→ Excerpts from an interface dataset:
========================================================================
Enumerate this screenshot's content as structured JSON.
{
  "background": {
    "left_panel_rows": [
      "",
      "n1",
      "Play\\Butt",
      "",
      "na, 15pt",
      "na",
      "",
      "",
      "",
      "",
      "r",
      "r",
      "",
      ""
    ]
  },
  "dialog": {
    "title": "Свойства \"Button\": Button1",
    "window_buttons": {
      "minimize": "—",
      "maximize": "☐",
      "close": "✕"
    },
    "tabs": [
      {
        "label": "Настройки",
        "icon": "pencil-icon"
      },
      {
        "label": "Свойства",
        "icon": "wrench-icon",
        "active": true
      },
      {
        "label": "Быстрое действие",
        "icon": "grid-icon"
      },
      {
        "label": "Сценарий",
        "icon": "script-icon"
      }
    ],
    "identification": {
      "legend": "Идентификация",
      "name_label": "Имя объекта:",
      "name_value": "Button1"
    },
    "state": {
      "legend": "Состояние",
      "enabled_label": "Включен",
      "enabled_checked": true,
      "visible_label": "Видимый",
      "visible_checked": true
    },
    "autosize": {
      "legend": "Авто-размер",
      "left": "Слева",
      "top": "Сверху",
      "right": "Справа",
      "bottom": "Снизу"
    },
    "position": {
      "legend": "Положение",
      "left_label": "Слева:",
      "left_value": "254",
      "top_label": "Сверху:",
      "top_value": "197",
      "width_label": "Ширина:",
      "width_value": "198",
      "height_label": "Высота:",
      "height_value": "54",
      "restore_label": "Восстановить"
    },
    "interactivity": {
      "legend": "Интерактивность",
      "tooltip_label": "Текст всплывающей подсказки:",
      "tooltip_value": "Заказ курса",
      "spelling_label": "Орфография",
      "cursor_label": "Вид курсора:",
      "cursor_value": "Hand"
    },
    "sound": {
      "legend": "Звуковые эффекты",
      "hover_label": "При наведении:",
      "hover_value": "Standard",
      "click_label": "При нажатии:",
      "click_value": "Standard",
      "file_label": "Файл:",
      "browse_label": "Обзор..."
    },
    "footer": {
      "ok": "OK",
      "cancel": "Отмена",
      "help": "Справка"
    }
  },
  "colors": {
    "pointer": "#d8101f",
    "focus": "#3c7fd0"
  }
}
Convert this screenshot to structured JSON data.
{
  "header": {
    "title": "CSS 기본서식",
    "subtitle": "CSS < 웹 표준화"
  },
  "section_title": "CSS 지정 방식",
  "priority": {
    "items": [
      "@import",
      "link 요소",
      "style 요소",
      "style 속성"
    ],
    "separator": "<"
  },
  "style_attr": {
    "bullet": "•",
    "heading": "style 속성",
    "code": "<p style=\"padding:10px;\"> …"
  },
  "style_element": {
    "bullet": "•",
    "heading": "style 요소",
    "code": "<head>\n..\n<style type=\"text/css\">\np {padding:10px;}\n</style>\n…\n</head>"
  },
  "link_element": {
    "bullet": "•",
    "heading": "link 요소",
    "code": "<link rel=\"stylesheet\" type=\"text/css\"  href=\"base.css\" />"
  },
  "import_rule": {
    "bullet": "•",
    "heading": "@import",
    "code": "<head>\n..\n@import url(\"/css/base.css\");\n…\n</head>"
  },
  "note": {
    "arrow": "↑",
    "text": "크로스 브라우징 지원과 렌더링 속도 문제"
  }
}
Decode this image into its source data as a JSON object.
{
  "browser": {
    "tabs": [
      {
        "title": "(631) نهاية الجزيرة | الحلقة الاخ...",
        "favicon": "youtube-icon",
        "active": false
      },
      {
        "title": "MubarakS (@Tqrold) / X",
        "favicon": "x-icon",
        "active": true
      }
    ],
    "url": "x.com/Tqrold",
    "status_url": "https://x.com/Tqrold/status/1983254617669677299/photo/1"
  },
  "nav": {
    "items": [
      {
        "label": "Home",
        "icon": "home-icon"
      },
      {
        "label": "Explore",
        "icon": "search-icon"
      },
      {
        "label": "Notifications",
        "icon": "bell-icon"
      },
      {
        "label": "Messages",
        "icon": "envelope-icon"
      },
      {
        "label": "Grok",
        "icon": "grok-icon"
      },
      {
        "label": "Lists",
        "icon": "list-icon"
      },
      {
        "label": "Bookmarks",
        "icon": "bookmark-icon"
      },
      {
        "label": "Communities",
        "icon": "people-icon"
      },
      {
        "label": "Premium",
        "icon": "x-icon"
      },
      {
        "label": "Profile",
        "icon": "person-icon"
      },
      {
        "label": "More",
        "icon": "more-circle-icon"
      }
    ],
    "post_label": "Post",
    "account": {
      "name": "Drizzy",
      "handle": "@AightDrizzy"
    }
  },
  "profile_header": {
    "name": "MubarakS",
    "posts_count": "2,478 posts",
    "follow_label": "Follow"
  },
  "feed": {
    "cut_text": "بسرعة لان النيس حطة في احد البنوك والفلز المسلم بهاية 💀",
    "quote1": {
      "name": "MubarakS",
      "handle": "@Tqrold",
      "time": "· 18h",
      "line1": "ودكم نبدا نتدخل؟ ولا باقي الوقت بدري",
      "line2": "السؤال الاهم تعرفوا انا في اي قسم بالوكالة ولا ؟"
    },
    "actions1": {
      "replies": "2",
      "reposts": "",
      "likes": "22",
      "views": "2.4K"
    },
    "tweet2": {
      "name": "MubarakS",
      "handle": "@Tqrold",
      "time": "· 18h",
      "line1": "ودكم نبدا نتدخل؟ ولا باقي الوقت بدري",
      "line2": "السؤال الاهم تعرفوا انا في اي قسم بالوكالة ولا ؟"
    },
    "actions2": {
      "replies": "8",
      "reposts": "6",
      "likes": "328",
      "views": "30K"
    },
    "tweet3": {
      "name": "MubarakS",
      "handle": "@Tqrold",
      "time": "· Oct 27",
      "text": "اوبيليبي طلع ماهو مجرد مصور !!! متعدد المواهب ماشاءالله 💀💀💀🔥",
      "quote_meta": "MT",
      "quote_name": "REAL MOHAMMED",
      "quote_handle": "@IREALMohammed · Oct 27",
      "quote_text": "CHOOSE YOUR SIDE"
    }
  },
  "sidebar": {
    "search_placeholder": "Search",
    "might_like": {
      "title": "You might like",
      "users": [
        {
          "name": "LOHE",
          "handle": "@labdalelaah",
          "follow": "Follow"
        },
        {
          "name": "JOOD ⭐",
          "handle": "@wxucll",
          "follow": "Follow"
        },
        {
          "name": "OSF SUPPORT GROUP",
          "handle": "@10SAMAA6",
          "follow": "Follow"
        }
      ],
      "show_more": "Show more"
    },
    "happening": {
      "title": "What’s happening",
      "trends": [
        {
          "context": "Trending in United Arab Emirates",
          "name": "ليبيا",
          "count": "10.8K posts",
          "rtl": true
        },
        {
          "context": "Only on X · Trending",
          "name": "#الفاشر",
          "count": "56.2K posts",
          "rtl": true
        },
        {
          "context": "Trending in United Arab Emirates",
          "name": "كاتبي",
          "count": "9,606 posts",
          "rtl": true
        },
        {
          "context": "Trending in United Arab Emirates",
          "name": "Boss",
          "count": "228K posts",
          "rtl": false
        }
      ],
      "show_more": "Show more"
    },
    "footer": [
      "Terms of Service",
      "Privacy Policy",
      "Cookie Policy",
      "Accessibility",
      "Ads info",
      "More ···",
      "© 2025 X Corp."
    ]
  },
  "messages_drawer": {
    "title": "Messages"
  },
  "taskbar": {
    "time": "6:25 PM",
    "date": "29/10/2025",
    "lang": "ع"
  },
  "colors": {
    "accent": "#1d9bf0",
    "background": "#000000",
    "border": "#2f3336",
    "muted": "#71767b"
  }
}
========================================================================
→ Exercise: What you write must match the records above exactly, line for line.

→ Response for this exercise:
Enumerate this screenshot's content as structured JSON.
{
  "background": {
    "left_panel_rows": [
      "",
      "n1",
      "Play\\Butt",
      "",
      "na, 15pt",
      "na",
      "",
      "",
      "",
      "",
      "r",
      "r",
      "",
      ""
    ]
  },
  "dialog": {
    "title": "Свойства \"Button\": Button1",
    "window_buttons": {
      "minimize": "—",
      "maximize": "☐",
      "close": "✕"
    },
    "tabs": [
      {
        "label": "Настройки",
        "icon": "pencil-icon"
      },
      {
        "label": "Свойства",
        "icon": "wrench-icon",
        "active": true
      },
      {
        "label": "Быстрое действие",
        "icon": "grid-icon"
      },
      {
        "label": "Сценарий",
        "icon": "script-icon"
      }
    ],
    "identification": {
      "legend": "Идентификация",
      "name_label": "Имя объекта:",
      "name_value": "Button1"
    },
    "state": {
      "legend": "Состояние",
      "enabled_label": "Включен",
      "enabled_checked": true,
      "visible_label": "Видимый",
      "visible_checked": true
    },
    "autosize": {
      "legend": "Авто-размер",
      "left": "Слева",
      "top": "Сверху",
      "right": "Справа",
      "bottom": "Снизу"
    },
    "position": {
      "legend": "Положение",
      "left_label": "Слева:",
      "left_value": "254",
      "top_label": "Сверху:",
      "top_value": "197",
      "width_label": "Ширина:",
      "width_value": "198",
      "height_label": "Высота:",
      "height_value": "54",
      "restore_label": "Восстановить"
    },
    "interactivity": {
      "legend": "Интерактивность",
      "tooltip_label": "Текст всплывающей подсказки:",
      "tooltip_value": "Заказ курса",
      "spelling_label": "Орфография",
      "cursor_label": "Вид курсора:",
      "cursor_value": "Hand"
    },
    "sound": {
      "legend": "Звуковые эффекты",
      "hover_label": "При наведении:",
      "hover_value": "Standard",
      "click_label": "При нажатии:",
      "click_value": "Standard",
      "file_label": "Файл:",
      "browse_label": "Обзор..."
    },
    "footer": {
      "ok": "OK",
      "cancel": "Отмена",
      "help": "Справка"
    }
  },
  "colors": {
    "pointer": "#d8101f",
    "focus": "#3c7fd0"
  }
}
Convert this screenshot to structured JSON data.
{
  "header": {
    "title": "CSS 기본서식",
    "subtitle": "CSS < 웹 표준화"
  },
  "section_title": "CSS 지정 방식",
  "priority": {
    "items": [
      "@import",
      "link 요소",
      "style 요소",
      "style 속성"
    ],
    "separator": "<"
  },
  "style_attr": {
    "bullet": "•",
    "heading": "style 속성",
    "code": "<p style=\"padding:10px;\"> …"
  },
  "style_element": {
    "bullet": "•",
    "heading": "style 요소",
    "code": "<head>\n..\n<style type=\"text/css\">\np {padding:10px;}\n</style>\n…\n</head>"
  },
  "link_element": {
    "bullet": "•",
    "heading": "link 요소",
    "code": "<link rel=\"stylesheet\" type=\"text/css\"  href=\"base.css\" />"
  },
  "import_rule": {
    "bullet": "•",
    "heading": "@import",
    "code": "<head>\n..\n@import url(\"/css/base.css\");\n…\n</head>"
  },
  "note": {
    "arrow": "↑",
    "text": "크로스 브라우징 지원과 렌더링 속도 문제"
  }
}
Decode this image into its source data as a JSON object.
{
  "browser": {
    "tabs": [
      {
        "title": "(631) نهاية الجزيرة | الحلقة الاخ...",
        "favicon": "youtube-icon",
        "active": false
      },
      {
        "title": "MubarakS (@Tqrold) / X",
        "favicon": "x-icon",
        "active": true
      }
    ],
    "url": "x.com/Tqrold",
    "status_url": "https://x.com/Tqrold/status/1983254617669677299/photo/1"
  },
  "nav": {
    "items": [
      {
        "label": "Home",
        "icon": "home-icon"
      },
      {
        "label": "Explore",
        "icon": "search-icon"
      },
      {
        "label": "Notifications",
        "icon": "bell-icon"
      },
      {
        "label": "Messages",
        "icon": "envelope-icon"
      },
      {
        "label": "Grok",
        "icon": "grok-icon"
      },
      {
        "label": "Lists",
        "icon": "list-icon"
      },
      {
        "label": "Bookmarks",
        "icon": "bookmark-icon"
      },
      {
        "label": "Communities",
        "icon": "people-icon"
      },
      {
        "label": "Premium",
        "icon": "x-icon"
      },
      {
        "label": "Profile",
        "icon": "person-icon"
      },
      {
        "label": "More",
        "icon": "more-circle-icon"
      }
    ],
    "post_label": "Post",
    "account": {
      "name": "Drizzy",
      "handle": "@AightDrizzy"
    }
  },
  "profile_header": {
    "name": "MubarakS",
    "posts_count": "2,478 posts",
    "follow_label": "Follow"
  },
  "feed": {
    "cut_text": "بسرعة لان النيس حطة في احد البنوك والفلز المسلم بهاية 💀",
    "quote1": {
      "name": "MubarakS",
      "handle": "@Tqrold",
      "time": "· 18h",
      "line1": "ودكم نبدا نتدخل؟ ولا باقي الوقت بدري",
      "line2": "السؤال الاهم تعرفوا انا في اي قسم بالوكالة ولا ؟"
    },
    "actions1": {
      "replies": "2",
      "reposts": "",
      "likes": "22",
      "views": "2.4K"
    },
    "tweet2": {
      "name": "MubarakS",
      "handle": "@Tqrold",
      "time": "· 18h",
      "line1": "ودكم نبدا نتدخل؟ ولا باقي الوقت بدري",
      "line2": "السؤال الاهم تعرفوا انا في اي قسم بالوكالة ولا ؟"
    },
    "actions2": {
      "replies": "8",
      "reposts": "6",
      "likes": "328",
      "views": "30K"
    },
    "tweet3": {
      "name": "MubarakS",
      "handle": "@Tqrold",
      "time": "· Oct 27",
      "text": "اوبيليبي طلع ماهو مجرد مصور !!! متعدد المواهب ماشاءالله 💀💀💀🔥",
      "quote_meta": "MT",
      "quote_name": "REAL MOHAMMED",
      "quote_handle": "@IREALMohammed · Oct 27",
      "quote_text": "CHOOSE YOUR SIDE"
    }
  },
  "sidebar": {
    "search_placeholder": "Search",
    "might_like": {
      "title": "You might like",
      "users": [
        {
          "name": "LOHE",
          "handle": "@labdalelaah",
          "follow": "Follow"
        },
        {
          "name": "JOOD ⭐",
          "handle": "@wxucll",
          "follow": "Follow"
        },
        {
          "name": "OSF SUPPORT GROUP",
          "handle": "@10SAMAA6",
          "follow": "Follow"
        }
      ],
      "show_more": "Show more"
    },
    "happening": {
      "title": "What’s happening",
      "trends": [
        {
          "context": "Trending in United Arab Emirates",
          "name": "ليبيا",
          "count": "10.8K posts",
          "rtl": true
        },
        {
          "context": "Only on X · Trending",
          "name": "#الفاشر",
          "count": "56.2K posts",
          "rtl": true
        },
        {
          "context": "Trending in United Arab Emirates",
          "name": "كاتبي",
          "count": "9,606 posts",
          "rtl": true
        },
        {
          "context": "Trending in United Arab Emirates",
          "name": "Boss",
          "count": "228K posts",
          "rtl": false
        }
      ],
      "show_more": "Show more"
    },
    "footer": [
      "Terms of Service",
      "Privacy Policy",
      "Cookie Policy",
      "Accessibility",
      "Ads info",
      "More ···",
      "© 2025 X Corp."
    ]
  },
  "messages_drawer": {
    "title": "Messages"
  },
  "taskbar": {
    "time": "6:25 PM",
    "date": "29/10/2025",
    "lang": "ع"
  },
  "colors": {
    "accent": "#1d9bf0",
    "background": "#000000",
    "border": "#2f3336",
    "muted": "#71767b"
  }
}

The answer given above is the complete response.